* **Data**:
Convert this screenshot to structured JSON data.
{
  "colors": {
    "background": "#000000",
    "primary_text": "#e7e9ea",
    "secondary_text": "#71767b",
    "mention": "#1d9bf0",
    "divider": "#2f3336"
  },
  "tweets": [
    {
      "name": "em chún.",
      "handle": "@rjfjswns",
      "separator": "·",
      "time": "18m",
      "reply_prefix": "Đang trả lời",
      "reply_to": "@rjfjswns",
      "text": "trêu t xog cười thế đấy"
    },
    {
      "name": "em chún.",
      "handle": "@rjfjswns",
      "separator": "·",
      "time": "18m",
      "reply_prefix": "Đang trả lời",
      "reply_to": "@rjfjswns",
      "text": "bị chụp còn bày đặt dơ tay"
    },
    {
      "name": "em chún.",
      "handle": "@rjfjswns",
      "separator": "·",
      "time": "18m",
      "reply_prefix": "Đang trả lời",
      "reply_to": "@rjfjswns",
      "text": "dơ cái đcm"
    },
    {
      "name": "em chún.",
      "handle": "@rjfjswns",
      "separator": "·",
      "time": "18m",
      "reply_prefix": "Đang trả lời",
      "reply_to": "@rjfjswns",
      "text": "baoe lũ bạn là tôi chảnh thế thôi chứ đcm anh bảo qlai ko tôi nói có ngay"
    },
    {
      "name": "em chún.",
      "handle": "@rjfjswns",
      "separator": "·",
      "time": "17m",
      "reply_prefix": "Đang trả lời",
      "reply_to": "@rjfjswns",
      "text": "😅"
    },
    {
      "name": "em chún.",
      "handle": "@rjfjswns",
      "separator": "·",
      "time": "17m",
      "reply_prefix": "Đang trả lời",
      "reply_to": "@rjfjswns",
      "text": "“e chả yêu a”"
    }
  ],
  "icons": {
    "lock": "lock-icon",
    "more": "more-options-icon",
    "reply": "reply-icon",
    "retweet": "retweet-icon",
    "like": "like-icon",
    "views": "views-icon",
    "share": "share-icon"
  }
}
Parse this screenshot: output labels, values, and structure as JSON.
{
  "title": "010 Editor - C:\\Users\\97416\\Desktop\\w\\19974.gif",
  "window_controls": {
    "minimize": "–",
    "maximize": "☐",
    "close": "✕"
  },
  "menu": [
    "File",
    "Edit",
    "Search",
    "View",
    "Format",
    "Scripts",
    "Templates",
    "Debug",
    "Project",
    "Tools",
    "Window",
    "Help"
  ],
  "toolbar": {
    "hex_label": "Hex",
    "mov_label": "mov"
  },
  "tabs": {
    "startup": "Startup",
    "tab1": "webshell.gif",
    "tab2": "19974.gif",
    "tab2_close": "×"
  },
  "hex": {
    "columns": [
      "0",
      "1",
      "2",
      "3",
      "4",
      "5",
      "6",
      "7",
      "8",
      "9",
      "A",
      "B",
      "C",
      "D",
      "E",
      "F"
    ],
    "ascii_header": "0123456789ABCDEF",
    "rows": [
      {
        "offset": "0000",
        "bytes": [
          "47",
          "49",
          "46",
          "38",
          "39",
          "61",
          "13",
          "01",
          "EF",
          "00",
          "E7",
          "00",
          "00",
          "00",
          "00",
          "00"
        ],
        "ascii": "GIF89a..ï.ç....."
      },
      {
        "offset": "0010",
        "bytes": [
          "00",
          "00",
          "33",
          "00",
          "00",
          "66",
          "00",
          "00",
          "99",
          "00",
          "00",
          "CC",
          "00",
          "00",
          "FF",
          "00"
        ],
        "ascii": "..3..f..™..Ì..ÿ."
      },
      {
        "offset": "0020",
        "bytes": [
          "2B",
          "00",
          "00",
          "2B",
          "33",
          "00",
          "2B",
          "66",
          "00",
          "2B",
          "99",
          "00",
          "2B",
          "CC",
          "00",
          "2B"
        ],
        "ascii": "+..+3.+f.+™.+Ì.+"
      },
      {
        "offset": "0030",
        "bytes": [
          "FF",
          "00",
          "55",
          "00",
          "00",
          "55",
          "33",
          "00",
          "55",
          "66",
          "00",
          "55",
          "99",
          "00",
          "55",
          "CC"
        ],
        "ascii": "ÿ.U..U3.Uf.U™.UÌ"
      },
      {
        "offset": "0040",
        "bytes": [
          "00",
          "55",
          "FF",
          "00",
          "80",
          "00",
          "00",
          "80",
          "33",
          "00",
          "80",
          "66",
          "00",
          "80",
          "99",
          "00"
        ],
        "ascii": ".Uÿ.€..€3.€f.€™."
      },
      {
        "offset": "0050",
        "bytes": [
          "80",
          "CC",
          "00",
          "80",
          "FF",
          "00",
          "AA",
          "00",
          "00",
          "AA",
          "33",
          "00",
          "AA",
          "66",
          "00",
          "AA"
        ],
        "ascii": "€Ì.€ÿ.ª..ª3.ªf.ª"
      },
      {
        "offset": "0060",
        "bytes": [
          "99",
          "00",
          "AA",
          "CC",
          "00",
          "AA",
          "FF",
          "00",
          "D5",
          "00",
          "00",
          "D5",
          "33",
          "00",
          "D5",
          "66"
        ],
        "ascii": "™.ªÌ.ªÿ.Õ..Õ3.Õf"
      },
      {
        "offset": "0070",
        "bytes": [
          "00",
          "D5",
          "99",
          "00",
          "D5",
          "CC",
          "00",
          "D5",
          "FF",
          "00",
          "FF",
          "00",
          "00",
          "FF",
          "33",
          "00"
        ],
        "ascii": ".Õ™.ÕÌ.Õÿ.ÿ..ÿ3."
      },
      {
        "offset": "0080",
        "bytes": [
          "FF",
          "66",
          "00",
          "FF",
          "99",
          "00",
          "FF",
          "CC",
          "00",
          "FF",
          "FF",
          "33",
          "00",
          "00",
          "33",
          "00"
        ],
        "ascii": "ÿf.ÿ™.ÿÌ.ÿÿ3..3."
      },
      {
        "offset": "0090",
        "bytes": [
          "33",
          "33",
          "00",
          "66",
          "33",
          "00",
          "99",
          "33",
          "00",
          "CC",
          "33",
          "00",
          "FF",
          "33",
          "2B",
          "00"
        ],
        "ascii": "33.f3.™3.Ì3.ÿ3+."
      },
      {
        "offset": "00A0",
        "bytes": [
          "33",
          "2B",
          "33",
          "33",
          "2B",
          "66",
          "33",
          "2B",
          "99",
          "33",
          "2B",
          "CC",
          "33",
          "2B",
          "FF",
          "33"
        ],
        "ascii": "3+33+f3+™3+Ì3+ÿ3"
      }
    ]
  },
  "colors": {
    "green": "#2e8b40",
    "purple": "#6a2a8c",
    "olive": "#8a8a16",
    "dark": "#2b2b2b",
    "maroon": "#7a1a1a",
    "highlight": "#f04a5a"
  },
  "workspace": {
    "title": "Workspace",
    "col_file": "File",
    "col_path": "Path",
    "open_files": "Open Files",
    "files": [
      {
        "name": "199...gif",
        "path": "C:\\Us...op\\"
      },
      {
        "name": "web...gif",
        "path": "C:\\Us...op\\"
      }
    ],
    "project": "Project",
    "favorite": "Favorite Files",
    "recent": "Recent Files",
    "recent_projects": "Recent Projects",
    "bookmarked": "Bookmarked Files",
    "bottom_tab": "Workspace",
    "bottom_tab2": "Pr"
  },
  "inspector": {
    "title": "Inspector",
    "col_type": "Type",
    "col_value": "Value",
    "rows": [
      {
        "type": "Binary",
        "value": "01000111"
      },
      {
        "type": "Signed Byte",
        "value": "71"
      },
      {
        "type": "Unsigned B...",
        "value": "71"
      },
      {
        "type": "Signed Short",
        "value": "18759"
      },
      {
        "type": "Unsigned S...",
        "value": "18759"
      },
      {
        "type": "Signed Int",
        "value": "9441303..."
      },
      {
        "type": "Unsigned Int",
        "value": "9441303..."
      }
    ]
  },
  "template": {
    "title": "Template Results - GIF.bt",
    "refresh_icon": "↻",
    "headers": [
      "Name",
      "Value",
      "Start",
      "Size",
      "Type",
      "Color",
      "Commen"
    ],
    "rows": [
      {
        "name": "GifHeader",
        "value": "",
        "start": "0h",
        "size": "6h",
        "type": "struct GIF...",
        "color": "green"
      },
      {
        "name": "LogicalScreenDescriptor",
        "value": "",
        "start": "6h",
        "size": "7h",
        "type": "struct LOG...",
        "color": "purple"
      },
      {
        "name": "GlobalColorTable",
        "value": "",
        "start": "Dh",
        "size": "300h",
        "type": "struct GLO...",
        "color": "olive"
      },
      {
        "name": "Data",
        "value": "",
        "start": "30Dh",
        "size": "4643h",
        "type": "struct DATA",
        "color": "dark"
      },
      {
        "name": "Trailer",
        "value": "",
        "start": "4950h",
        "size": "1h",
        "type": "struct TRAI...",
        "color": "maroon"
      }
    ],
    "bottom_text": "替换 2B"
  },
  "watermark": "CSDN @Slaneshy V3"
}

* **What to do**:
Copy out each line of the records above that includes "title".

* **Output below**:
  "title": "010 Editor - C:\\Users\\97416\\Desktop\\w\\19974.gif",
    "title": "Workspace",
    "title": "Inspector",
    "title": "Template Results - GIF.bt",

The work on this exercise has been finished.